For a school district that prides itself on environmental awareness but also operates under a tight budget the situation seemed like a win-win.
Thanks to federal stimulus dollars, Browards school district received a nearly $100,000 grant to build solar panels at Miramars New Renaissance Middle School. The district and Broward County government joined forces in 2010 to obtain the grant.
Since then, Browards school district has repeatedly botched the project, according to county documents and those involved in the effort. On Tuesday, School Board members officially canceled their joint construction agreement with the county.
Their vote was the final step in killing a project that was quietly abandoned by district officials last year.
Instead of receiving a 10-kilowatt photovoltaic system free of charge, Browards school district is left wondering what could have been.
Theres a lot of questions that have to be answered, School Board member Nora Rupert said Tuesday.
The solar panels, in addition to reducing energy costs at the school, were also supposed to be a teaching tool for students.
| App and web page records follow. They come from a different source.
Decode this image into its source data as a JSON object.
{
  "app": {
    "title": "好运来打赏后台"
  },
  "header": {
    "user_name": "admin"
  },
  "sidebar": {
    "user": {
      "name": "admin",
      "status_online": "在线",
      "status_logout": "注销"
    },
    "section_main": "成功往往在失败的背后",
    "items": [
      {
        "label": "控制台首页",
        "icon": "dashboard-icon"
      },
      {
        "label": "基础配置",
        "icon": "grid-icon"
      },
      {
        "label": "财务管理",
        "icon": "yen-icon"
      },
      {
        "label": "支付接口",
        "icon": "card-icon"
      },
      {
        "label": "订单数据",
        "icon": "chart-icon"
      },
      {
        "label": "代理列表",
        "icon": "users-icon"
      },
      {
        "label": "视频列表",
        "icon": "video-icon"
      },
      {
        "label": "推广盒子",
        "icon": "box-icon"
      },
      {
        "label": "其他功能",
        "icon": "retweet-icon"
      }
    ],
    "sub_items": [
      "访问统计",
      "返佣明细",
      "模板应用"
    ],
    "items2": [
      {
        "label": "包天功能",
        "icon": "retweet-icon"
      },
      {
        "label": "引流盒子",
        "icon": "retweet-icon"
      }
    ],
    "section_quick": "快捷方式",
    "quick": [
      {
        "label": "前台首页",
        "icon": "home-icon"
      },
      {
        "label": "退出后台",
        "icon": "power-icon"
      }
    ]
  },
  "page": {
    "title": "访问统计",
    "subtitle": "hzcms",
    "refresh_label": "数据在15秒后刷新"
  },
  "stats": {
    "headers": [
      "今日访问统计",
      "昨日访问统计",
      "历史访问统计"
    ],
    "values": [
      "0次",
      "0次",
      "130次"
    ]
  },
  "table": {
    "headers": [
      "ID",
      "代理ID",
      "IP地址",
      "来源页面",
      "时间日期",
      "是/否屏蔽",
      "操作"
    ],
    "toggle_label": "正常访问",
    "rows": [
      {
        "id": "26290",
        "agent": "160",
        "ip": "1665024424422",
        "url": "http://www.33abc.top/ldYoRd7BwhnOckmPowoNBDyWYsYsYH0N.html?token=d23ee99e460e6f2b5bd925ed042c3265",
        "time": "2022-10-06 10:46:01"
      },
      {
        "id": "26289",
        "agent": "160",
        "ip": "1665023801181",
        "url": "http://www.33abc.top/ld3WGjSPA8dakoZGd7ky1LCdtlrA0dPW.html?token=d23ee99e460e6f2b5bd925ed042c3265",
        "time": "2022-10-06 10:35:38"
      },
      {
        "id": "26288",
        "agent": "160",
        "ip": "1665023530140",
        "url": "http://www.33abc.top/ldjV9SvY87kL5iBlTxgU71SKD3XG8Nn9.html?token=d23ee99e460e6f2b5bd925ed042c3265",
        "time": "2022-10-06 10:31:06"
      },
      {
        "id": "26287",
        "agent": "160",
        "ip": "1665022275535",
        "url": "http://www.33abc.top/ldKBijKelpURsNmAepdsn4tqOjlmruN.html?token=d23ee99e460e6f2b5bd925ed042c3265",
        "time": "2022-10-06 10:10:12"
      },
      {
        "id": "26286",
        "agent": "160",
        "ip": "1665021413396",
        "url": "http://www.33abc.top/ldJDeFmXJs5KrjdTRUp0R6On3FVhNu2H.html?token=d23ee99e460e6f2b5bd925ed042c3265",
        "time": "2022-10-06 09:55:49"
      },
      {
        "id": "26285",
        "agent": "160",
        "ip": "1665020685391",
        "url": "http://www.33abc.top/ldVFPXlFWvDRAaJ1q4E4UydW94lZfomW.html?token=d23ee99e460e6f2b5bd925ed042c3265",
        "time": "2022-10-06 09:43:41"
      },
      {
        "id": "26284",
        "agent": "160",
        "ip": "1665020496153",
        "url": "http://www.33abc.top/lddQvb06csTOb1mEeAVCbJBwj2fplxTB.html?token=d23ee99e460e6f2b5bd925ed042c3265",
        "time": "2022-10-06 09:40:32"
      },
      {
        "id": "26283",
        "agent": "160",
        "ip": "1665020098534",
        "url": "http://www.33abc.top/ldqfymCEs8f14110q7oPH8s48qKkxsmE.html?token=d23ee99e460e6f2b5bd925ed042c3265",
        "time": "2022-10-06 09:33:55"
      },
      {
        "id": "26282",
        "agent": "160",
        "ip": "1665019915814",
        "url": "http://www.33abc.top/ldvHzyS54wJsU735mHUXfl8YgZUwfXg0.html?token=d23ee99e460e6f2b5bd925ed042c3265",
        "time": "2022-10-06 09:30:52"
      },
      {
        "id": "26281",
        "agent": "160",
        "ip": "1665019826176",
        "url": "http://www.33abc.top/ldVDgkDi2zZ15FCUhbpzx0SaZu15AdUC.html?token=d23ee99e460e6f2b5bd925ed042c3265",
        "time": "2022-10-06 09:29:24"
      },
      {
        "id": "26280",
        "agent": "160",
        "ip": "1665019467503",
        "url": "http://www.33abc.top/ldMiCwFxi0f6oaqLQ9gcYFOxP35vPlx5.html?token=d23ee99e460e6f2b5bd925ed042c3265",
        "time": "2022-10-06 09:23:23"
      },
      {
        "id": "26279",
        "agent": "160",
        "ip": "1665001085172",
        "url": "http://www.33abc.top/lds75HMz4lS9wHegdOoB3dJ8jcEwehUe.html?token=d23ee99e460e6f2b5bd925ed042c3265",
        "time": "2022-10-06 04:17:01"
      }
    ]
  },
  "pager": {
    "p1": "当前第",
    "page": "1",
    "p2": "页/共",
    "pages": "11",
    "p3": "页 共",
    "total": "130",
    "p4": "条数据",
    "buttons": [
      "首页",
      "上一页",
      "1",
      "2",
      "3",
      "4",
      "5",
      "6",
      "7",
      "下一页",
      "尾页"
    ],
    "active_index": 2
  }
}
And because New Renaissance operates as a hurricane shelter, the solar panels could have provided a source of emergency electricity in the event of a hurricane-caused power outage.
Board member Patricia Good, whose district includes the middle school, said the district should have worked aggressively to get the solar panels built by mid-2012, which was the deadline outlined in the grant. Instead, the district let time slip by without making significant progress.
I remember everyone being very excited about this opportunity, and talking about it, Good said. Im really a little troubled by this whole thing.
In addressing board members, the school districts construction chief, Shelley Meloni, said administrators were very saddened by the project falling apart, and she acknowledged there had been a little bit of a delay in getting a partnership agreement with the county. That agreement was necessary before other key steps such as hiring a construction company could begin.
A project timeline written by county staff shows the federal grant was awarded in September of 2010. By November of that year, the county provided a partnership agreement for the school district to sign.
The districts legal staff then spent four months reviewing that agreement ultimately requesting only minor changes. The countys legal staff responded quickly, and approved a revised partnership agreement within one week, according to the timeline.
But with the ball back in the school districts court, things slowed down. Another three months passed before School Board members were presented with the agreement to vote on.
When the school district finally tried to hire a construction company, there were more problems. The price estimates coming from various companies were too high. Broward County agreed to contribute another $20,000 so that the solar panels could still be built.
The next issue to arise, however, derailed the project for good. In publicly advertising its construction project (so that interested companies could bid on the work), the school district had accidentally omitted required legal language dealing with issues such as fair wages for workers or environmental protection. The missing paragraphs had little practical impact, but technically speaking, they were supposed to be there.